This system-based course integrates the basic sciences into a study of neuroscience and behavior in both health and disease states. Each of the basic science topics is incorporated into an integrated body of knowledge covering neuroanatomy, neurophysiology, neurological correlation, neuropharmacology, neuropathology, microbiology, human behavior. This goal will be achieved via selected lectures, relevant laboratory sessions, seminars topics, and self-directed learning methods.
The overall goal of the Neuroscience I course is to provide basic knowledge and understanding of the structure, function of the nervous system, biochemical basis of human behavior, as well as the pathological basis of neurological and mental disorders.

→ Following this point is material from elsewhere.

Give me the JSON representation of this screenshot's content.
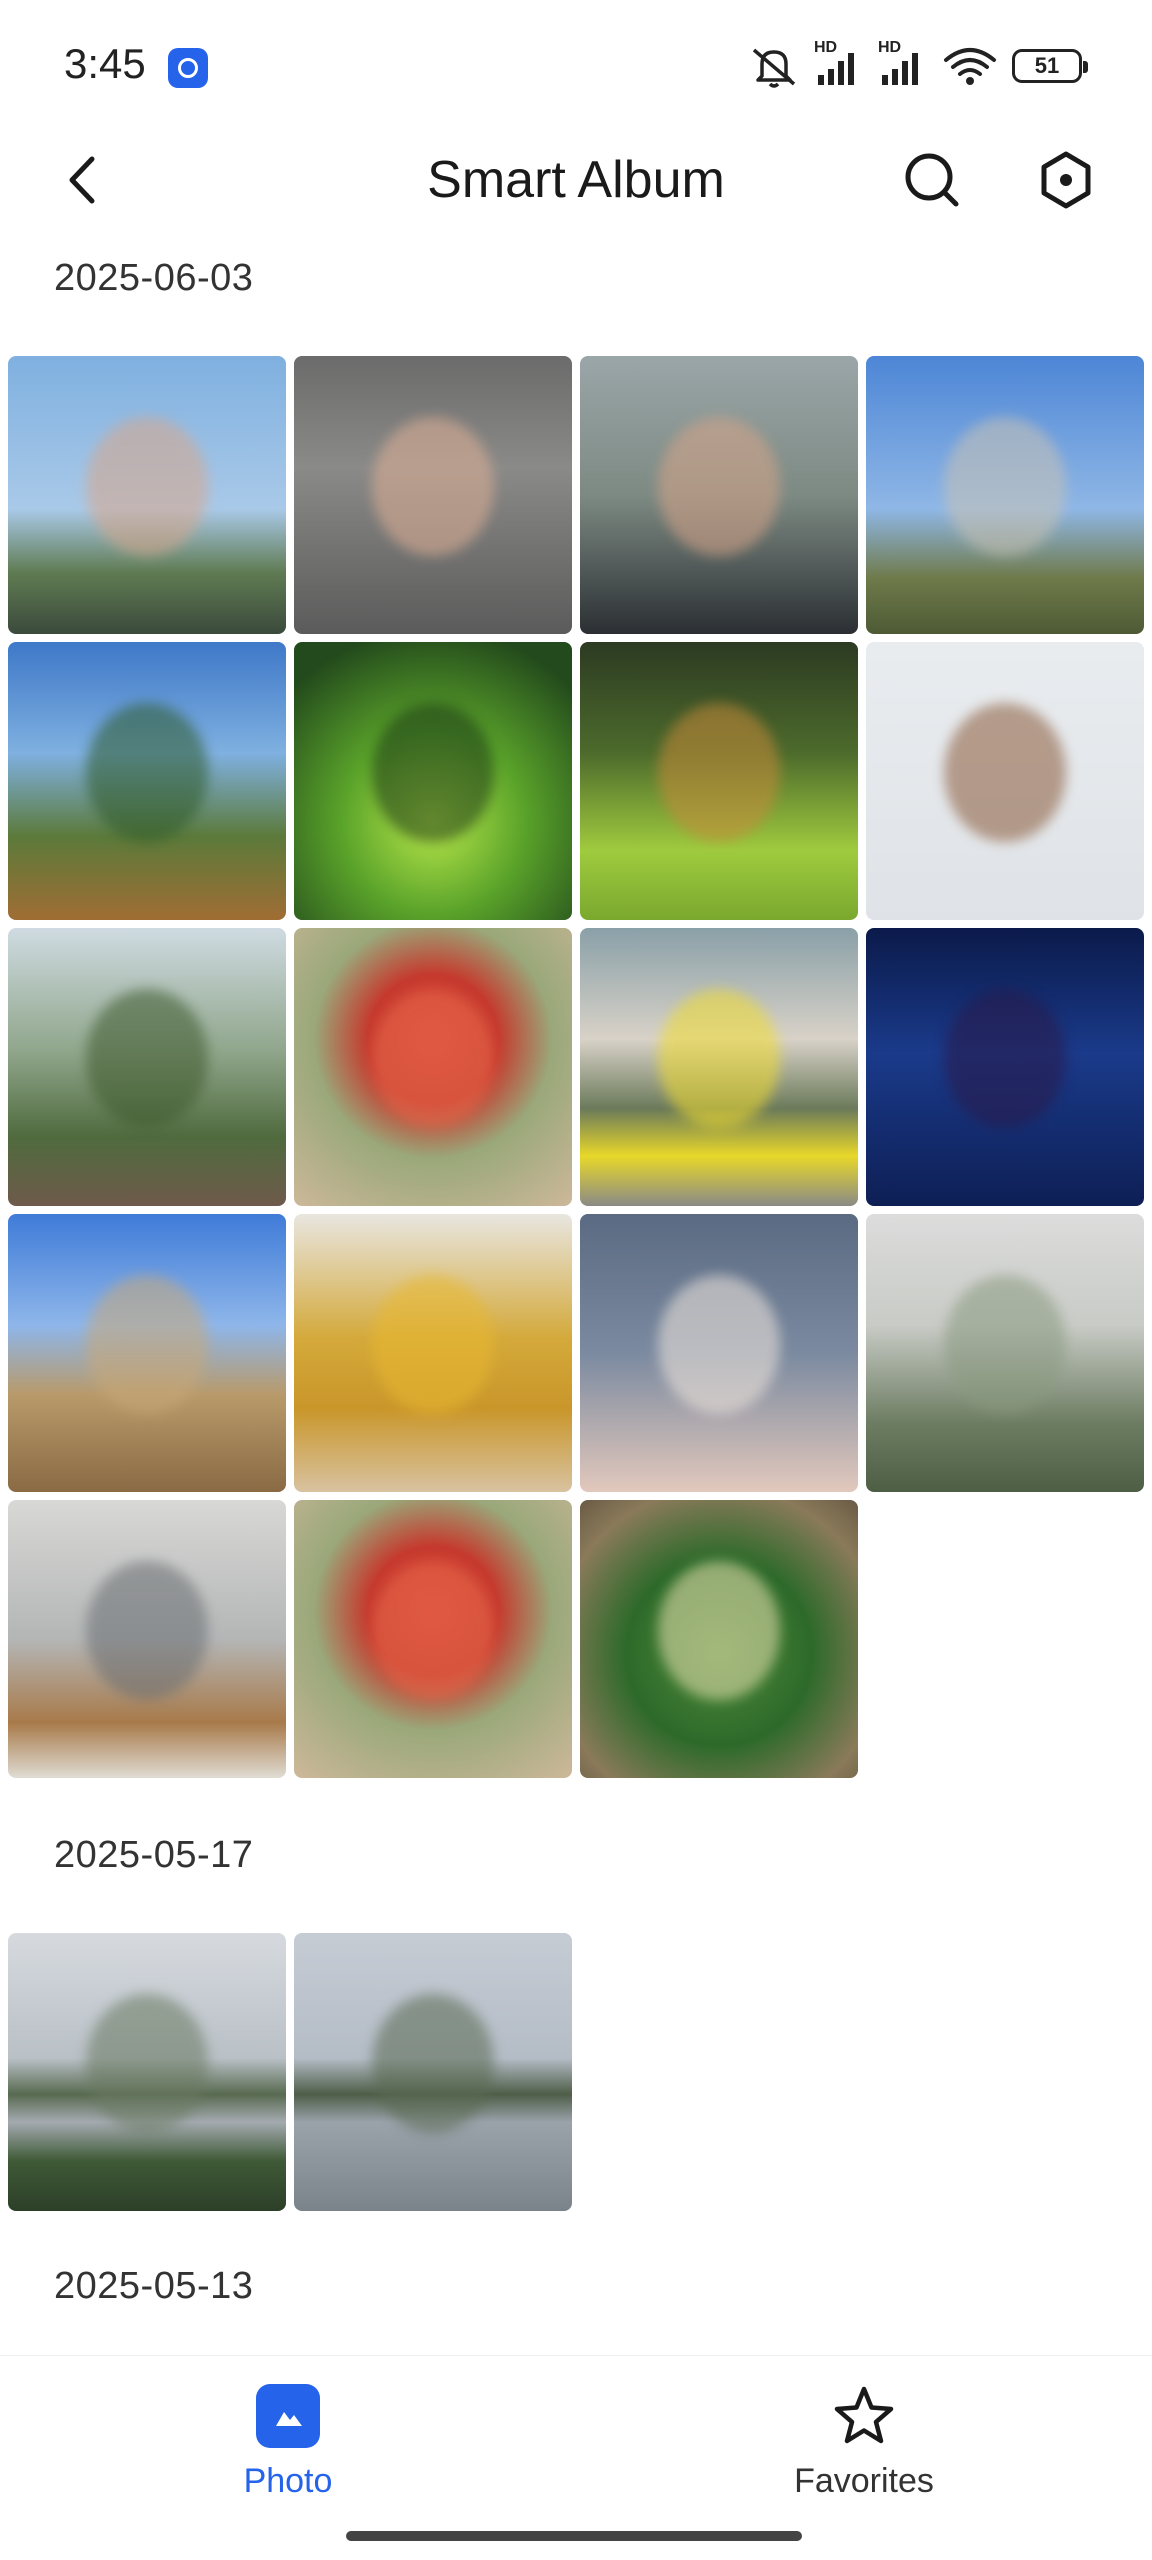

Fundamental principles of anatomy, physiology, pharmacology, pathology, microbiology and human behavior will be applied to pathological situations to distinguish the clinical basis for central nervous system disorders.
1. Outline the general organization of the nervous system.
2. Describe the gross features of the human central nervous system (brain and spinal cord).
3. Discuss chemical synaptic transmission in terms of mechanisms, functions, and properties, and drugs modulating synaptic transmission.
4. Describe brain coverings, cerebrospinal fluid (CSF), and blood supply of the central nervous system.
5. Define the structural basis, physiological, and pharmacological properties of the pathways that transmit sensory and motor information in the central nervous system.
6. Describe the anatomical and physiological basis for higher-order cortical functions in the central nervous system.
7. Describe pathogens that infect the central nervous system and the specific diseases related to the infection process.
8. Describe the pathological changes in central nervous system tissue that underlies various neurological diseases.
9. Describe the principles that guide our understanding of human behavior and the biochemical basis of various behavioral disorders.
10. Correlate lesion sites at specific levels of the central nervous system with neurological and pathological findings of various neurological disorders.
11. Describe the pharmacology of drugs employed in the management of various mental and neurological disorders.
Methods of Instruction:
II. Practical classes.
III. Small group discussion: Cerebrovascular accidents.
Evaluation and Grading System:
1. First in-course exam (Written) = 40%.
2. Second in-course exam (Practical) = 17%.
3. Evaluation at small group discussion = 3%.
4. Final course exam (Written) = 40%.
Recommended Text Books:
- Principles of Human Anatomy. By G. J. Tortora, 8th edition, 1999.
- Clinical Anatomy for Medical Students. By R. S. Snell, latest edition.
- Grants Atlas of Anatomy or any other Atlas of Human Anatomy.
- Basic Histology. By L. Carlos Junqueira, 8th edition, 1995.
- Before we are born. By K. L. Morre and T. V. N. Persaud, 5th edition 1998.
- Textbook of Medical Physiology. By Guyton and Hall, 10th Edition, 2000.
- Concise Text of Neuroscience, by R. E. Kingsley, 2nd Edition. 2000.
- Harper's Biochemistry. By Robert K. Murray and Co., 1999.
- Supplementary Departmental Handouts.
- Lippincott's Illustrated Reviews Pharmacology, 3rd Edition, 2005.
- Basic and Clinical Pharmacology. By Katzung, 8th Edition, 2000.
- Supplementary handouts.
- Basic Pathology. By Kumar, Cotran and Robbins, 6th Edition, 1997.
- Essential of Pathology Rubin, Latest Edition.
- Supplementary handouts.
6. Microbiology: Medical Microbiology. An Introduction to Infectious Diseases. By Sheries, Latest Edition.